"The inmates should also display a positive behaviour that could serve as a good example, and they should not be facing any disciplinary action," he added.

Narender explained that 389 convicts are currently participating in the programme being held at the Sungai Buloh Prison. These prisoners will be released soon.

Ever since the programme was launched some time back, many positive outcomes have been witnessed, one of them being reduced recidivism.

"The department's Key Performance Index is measured by the extent to which recidivism is reduced. The target is to reduce the factor of any relapse into the world of crime from 20 per cent to eight per cent by 2015," he said.

Meanwhile, Narender added that the participation of family members at programmes organised by the Malaysian Prison Department helps inmates to be a part of society once again.

GRATEFUL FOR SPIRITUAL GUIDANCE

Mahadi Ahmad, 68, has spent 12 years behind bars. If he has any bitterness, he does well to fight it back. For him, the time in prison has been educative, too, as he learnt a very valuable lesson.

Prison term has helped Mahadi repent for a crime he had committed at the age of 57.

Convicted of rape and sentenced to jail for 18 years, Mahadi is now looking forward to life as a free bird. He received partial remission for his sentence and would be released by this year end.

"I'm very thankful because during my prison term, I transformed myself into a better person. Here we are given spiritual guidance, and I will never repeat my past mistakes," said the teary eyed man, referring to the dark chapter in his life.

The support from his family members had given him the faith and the confidence to face prison life. He would like to share the lessons he learnt with his children.

Jamaludin Abd Latiff, 47, was determined to fulfil his responsibilities towards his family upon his release, something he had failed to do previously.

"I was charged with rape, and I began serving my prison term in 2002. It was in jail that I realised I had failed to fulfill my obligations as a family man.

"I will now pay attention to my family and make sure that no one commits the same mistakes," said Jamaludin, who would be released in 2014.

Throughout his stay in the prison, Jamaludin was taught and given guidance to return to the right path.

"I'm grateful because it was in prison that I had the opportunity to conduct activities beneficial to me as well as to the society, and to be closer to God. This also reduced my anxiety about facing the outside world.
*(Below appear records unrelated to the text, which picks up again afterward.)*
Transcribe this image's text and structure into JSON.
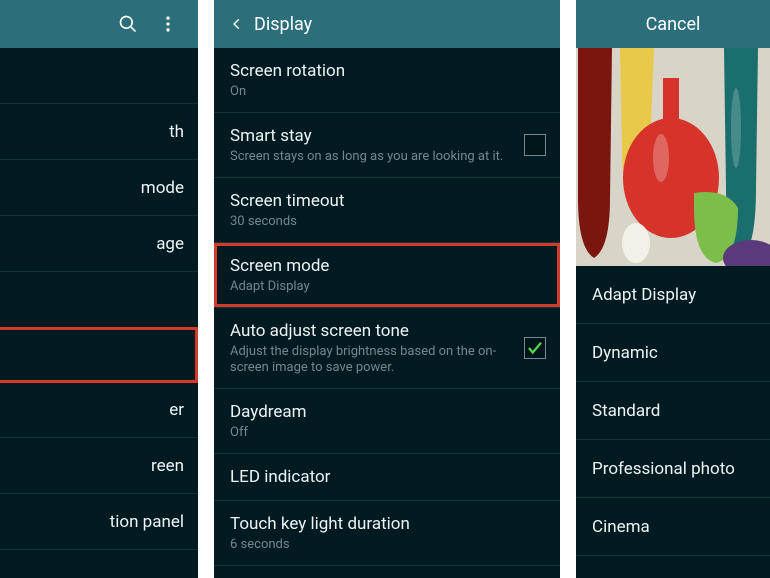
{
  "left": {
    "items": [
      "th",
      "mode",
      "age",
      "",
      "",
      "er",
      "reen",
      "tion panel"
    ]
  },
  "mid": {
    "header": "Display",
    "rows": [
      {
        "title": "Screen rotation",
        "sub": "On"
      },
      {
        "title": "Smart stay",
        "sub": "Screen stays on as long as you are looking at it.",
        "checkbox": true,
        "checked": false
      },
      {
        "title": "Screen timeout",
        "sub": "30 seconds"
      },
      {
        "title": "Screen mode",
        "sub": "Adapt Display",
        "highlight": true
      },
      {
        "title": "Auto adjust screen tone",
        "sub": "Adjust the display brightness based on the on-screen image to save power.",
        "checkbox": true,
        "checked": true
      },
      {
        "title": "Daydream",
        "sub": "Off"
      },
      {
        "title": "LED indicator"
      },
      {
        "title": "Touch key light duration",
        "sub": "6 seconds"
      }
    ]
  },
  "right": {
    "header": "Cancel",
    "options": [
      "Adapt Display",
      "Dynamic",
      "Standard",
      "Professional photo",
      "Cinema"
    ]
  }
}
"Once I am released, I will resume my business which is currently being run by my wife," added Jamaludin, a father of four, a grandfather of seven and a man of a thousand lessons learnt in prison.

-- BERNAMA

NUA PR INE CR